The attorney’s task includes showing that the CEO is a “people person,” not just someone who gives orders from on high. Demonstrate the CEO’s knowledge and understanding of the roles and contributions of others in the company. Even if the witness is reluctant to learn the details, it is important to encourage him or her to become familiar with the experience and input of lower level employees. This is essential for the CEO who must testify as both a fact witness and a corporate witness; keep in mind that his or her recall and performance will benefit to the degree that anxiety can be reduced. The CEO should also be encouraged to consider how outsiders view him or her as a person and as a decision maker, and to offer background and context to explain his or her actions.

What the Attorney Must Teach the CEO Witness:

  • Capitalize on your strongest asset: Charisma.

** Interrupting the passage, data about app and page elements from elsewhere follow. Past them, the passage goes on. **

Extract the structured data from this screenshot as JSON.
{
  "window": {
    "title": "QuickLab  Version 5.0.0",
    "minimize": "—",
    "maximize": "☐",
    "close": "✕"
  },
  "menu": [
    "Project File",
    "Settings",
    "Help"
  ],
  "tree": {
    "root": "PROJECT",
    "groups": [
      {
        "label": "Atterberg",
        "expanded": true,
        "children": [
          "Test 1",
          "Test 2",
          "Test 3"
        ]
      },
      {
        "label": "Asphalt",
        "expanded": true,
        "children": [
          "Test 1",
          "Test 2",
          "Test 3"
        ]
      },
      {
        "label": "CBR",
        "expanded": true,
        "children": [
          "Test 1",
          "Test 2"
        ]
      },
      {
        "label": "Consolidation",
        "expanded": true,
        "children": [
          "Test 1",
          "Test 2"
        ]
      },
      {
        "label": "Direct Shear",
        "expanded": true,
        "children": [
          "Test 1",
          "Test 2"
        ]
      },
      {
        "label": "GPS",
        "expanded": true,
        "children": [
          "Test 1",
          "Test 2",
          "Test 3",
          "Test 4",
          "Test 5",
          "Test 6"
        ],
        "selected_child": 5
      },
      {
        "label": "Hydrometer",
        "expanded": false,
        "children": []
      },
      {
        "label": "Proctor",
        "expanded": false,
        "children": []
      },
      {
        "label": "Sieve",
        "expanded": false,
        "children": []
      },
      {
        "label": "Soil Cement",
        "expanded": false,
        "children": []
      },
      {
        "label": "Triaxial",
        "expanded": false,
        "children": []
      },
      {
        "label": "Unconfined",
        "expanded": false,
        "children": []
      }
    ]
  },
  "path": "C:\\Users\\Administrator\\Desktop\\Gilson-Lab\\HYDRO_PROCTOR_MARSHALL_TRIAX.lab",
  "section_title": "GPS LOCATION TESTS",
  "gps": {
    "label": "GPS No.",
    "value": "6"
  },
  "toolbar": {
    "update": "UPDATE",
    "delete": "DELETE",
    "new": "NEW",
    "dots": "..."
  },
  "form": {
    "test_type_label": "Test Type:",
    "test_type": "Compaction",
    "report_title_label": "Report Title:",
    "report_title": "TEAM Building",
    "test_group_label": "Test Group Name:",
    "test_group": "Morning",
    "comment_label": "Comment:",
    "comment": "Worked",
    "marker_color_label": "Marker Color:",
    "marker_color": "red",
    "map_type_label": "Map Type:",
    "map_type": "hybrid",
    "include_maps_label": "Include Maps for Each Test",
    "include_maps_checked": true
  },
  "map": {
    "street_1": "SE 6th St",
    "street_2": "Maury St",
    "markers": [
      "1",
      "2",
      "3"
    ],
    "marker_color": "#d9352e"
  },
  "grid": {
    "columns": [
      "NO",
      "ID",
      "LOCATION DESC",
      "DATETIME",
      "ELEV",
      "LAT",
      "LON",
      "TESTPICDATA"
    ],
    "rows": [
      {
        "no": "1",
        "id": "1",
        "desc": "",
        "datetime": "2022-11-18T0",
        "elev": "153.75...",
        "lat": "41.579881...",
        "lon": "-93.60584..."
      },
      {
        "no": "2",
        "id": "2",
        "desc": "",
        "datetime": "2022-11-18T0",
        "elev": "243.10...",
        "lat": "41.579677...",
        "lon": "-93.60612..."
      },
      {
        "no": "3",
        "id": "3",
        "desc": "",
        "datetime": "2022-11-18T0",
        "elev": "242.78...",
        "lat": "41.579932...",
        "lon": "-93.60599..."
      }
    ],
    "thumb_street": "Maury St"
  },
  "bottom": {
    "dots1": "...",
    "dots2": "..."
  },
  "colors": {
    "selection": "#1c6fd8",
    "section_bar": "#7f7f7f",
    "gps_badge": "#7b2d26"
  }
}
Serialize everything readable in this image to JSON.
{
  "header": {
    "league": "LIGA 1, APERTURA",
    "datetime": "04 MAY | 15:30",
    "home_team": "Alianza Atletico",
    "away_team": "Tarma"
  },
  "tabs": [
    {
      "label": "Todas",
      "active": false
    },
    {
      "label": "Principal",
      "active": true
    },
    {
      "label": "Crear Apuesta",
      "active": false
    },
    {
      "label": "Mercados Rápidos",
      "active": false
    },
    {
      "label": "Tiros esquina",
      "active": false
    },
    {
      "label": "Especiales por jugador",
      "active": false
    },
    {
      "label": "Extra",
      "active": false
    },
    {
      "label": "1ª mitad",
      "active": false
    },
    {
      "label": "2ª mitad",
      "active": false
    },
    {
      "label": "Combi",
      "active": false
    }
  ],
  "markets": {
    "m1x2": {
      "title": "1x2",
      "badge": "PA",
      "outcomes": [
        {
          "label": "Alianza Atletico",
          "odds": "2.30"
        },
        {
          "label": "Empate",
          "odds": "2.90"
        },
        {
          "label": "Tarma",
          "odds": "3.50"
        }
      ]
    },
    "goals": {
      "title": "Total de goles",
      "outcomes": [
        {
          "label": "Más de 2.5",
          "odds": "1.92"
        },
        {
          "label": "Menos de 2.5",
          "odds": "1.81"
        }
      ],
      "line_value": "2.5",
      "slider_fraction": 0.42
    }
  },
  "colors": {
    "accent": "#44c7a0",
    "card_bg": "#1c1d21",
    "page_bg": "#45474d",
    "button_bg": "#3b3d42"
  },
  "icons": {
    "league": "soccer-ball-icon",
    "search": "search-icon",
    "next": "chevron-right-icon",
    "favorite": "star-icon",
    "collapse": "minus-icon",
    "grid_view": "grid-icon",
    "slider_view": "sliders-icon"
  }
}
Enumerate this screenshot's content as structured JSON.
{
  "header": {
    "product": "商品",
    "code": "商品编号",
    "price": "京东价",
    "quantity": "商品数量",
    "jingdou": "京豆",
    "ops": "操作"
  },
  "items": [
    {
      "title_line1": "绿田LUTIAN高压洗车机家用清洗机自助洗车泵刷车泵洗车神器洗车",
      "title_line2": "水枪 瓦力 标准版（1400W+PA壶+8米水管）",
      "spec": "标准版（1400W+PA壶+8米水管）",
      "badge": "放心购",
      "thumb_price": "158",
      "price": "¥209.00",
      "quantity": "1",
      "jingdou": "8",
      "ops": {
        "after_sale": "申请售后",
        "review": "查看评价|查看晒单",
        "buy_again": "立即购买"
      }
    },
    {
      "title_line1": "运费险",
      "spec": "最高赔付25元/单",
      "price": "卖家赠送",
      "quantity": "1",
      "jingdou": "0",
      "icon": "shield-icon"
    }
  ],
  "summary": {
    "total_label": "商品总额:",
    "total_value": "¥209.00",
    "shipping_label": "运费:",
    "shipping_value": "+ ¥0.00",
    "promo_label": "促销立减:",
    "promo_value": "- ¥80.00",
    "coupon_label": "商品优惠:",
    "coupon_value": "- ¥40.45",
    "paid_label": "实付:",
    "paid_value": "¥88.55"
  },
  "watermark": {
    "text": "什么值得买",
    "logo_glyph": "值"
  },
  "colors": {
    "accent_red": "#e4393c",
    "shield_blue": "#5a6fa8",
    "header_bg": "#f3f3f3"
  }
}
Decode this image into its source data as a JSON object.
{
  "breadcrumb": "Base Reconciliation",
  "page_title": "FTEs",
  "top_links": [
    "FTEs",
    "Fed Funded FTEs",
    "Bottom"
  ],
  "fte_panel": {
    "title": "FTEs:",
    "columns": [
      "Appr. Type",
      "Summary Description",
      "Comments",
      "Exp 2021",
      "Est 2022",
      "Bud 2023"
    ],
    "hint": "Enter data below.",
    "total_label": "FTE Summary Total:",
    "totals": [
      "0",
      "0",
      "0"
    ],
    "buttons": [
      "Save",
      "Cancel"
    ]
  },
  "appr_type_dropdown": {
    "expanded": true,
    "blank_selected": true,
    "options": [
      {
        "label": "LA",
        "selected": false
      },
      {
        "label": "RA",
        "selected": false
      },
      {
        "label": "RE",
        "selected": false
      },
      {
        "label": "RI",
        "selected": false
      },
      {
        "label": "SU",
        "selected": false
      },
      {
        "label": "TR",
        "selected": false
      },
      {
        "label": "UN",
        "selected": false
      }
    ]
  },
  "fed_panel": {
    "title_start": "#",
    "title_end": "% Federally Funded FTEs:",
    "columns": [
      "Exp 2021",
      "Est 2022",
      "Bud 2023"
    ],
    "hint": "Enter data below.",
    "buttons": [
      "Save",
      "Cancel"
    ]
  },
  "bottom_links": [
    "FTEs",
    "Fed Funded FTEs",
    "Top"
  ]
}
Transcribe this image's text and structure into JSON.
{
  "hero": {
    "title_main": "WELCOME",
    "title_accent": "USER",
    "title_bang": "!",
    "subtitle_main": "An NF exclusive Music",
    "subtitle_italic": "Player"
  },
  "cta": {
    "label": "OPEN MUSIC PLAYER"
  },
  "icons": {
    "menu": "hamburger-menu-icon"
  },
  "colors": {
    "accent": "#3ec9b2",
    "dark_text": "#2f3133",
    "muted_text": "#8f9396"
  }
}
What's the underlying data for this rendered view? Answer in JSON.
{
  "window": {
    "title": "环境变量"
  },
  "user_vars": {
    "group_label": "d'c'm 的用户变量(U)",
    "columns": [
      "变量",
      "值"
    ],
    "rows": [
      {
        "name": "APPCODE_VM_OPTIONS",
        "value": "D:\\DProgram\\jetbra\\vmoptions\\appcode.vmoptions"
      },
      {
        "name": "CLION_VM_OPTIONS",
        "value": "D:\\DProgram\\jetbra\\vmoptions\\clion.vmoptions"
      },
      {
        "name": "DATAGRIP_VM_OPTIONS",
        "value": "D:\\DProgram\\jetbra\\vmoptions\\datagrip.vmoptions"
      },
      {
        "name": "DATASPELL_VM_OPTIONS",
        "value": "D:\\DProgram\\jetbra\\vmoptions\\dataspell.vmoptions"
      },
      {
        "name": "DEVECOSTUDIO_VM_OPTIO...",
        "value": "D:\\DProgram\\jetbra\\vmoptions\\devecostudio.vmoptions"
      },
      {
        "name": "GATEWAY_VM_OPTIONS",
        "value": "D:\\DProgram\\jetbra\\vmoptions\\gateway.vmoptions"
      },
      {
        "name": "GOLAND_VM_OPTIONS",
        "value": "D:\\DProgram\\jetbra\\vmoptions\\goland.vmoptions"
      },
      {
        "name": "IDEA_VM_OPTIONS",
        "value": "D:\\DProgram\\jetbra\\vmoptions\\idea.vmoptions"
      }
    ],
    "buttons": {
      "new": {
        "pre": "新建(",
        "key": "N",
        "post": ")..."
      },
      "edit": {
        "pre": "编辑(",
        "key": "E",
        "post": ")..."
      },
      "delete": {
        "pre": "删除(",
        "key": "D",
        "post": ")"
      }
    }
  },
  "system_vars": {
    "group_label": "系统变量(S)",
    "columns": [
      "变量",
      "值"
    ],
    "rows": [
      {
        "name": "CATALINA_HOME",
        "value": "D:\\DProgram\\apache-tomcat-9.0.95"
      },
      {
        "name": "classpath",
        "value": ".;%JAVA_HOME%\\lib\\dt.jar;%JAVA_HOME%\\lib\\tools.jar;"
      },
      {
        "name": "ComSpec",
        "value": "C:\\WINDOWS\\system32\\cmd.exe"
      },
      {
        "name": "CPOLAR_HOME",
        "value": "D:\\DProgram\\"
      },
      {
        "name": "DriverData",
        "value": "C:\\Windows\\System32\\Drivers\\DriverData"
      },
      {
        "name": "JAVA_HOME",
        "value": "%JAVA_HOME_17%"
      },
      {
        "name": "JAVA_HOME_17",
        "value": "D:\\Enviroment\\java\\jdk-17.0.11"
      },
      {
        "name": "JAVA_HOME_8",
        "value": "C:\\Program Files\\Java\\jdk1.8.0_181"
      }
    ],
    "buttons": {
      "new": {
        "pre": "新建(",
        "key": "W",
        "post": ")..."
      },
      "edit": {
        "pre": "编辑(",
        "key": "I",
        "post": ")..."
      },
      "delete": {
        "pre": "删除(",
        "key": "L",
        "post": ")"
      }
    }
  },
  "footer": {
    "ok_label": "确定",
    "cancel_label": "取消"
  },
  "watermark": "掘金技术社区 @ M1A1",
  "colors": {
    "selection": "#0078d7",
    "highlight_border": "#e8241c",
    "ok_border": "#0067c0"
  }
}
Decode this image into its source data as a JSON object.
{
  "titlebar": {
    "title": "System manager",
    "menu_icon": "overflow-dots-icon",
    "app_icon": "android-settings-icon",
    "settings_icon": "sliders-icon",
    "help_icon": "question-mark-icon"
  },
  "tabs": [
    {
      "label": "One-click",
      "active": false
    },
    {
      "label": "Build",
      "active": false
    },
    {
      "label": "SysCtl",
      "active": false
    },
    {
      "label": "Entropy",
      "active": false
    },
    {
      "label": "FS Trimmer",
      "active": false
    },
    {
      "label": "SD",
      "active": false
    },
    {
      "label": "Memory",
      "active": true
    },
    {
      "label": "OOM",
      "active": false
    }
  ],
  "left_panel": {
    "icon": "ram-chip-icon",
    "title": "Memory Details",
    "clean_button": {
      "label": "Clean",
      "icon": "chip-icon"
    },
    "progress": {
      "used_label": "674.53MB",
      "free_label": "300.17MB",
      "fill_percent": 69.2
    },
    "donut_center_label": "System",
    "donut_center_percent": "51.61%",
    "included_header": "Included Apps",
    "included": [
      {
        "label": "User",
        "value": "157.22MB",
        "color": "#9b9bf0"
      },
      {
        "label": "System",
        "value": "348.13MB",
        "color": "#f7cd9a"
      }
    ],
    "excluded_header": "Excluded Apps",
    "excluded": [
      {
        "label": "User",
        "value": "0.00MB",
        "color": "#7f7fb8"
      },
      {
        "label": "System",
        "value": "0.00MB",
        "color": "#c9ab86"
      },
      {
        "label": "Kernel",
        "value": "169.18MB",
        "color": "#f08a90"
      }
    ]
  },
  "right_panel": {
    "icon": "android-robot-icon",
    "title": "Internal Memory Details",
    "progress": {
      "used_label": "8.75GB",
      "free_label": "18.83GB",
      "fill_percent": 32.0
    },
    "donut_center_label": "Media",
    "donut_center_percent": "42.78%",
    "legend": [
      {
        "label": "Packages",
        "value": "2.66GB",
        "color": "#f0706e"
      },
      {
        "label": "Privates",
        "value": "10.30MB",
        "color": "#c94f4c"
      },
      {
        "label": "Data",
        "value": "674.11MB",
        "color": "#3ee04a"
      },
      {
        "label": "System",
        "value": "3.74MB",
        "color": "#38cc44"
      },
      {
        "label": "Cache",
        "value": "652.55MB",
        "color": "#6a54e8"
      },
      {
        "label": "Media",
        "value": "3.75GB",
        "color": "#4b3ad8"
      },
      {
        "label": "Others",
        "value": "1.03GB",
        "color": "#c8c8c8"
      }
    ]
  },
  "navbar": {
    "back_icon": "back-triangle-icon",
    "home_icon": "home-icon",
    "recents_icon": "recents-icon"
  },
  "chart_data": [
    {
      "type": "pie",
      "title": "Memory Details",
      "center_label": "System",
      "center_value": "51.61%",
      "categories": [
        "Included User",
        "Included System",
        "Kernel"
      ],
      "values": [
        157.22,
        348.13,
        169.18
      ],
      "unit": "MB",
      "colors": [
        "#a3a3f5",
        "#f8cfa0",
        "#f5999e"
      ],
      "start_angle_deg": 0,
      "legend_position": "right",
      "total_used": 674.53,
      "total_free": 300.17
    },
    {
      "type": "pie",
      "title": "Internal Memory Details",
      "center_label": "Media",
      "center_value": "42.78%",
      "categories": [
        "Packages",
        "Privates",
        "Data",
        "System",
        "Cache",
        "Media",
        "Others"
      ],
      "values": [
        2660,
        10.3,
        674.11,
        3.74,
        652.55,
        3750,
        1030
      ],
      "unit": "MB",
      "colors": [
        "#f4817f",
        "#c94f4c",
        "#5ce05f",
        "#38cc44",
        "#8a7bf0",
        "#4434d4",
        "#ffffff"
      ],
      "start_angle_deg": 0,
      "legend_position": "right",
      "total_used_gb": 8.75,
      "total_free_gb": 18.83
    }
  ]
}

Opportunities to employ charisma may be lost if ego gets in the way (appeal to the CEO’s ego with winning strategies).

  • Choose your battles carefully while under questioning.

  • Take control on the stand through both your behavior and your speech.

  • Practice the questions you dread most through role-play (the CEO plays the cross-examiner and the attorney plays the witness). By asking the most difficult questions, you can learn model responses that overcome anxiety.

  • Work with others on the case to avoid the “Hero or Zero” witness syndrome. No one makes or breaks a case without help from others.

  • Use analogies the judge and jurors appreciate but that opponents cannot turn against you.

  • Use a mock jury to pretest these analogies.

  • Pare down all excess in dress, accessories, and mannerisms.

  • Drive to court in your mother’s car, or use public transportation.

Spend time with the CEO to review what he or she can and cannot concede. Supply areas of concession and appropriate, matter-of-fact ways to make concessions. Thus armed, the CEO will have something to give without losing ground and a guide to assist his or her choice of battles.

It’s a Lousy Job, but Someone’s Gotta Do It

As difficult as it may be, it is imperative to tell the emperor that he has no clothes: Someone must inform the CEO witness when he or she has presentation problems. If you are ultimately to be successful in your litigation, this witness must understand the significance of the situation and must be enlisted to help you improve it. Though it may be tempting to avoid conflict with the CEO client, doing so would be a disservice. Embarrassing results would certainly hurt the relationship, and unwanted results can end it. The earlier these problems are addressed, the better.

This article originally appeared as the Cover Story of International Commercial Litigation Magazine.

Other articles about witness preparation, jury consulting and courtroom testimony from A2L Consulting:

litigation consulting graphics jury trial technology

 

Leave a Comment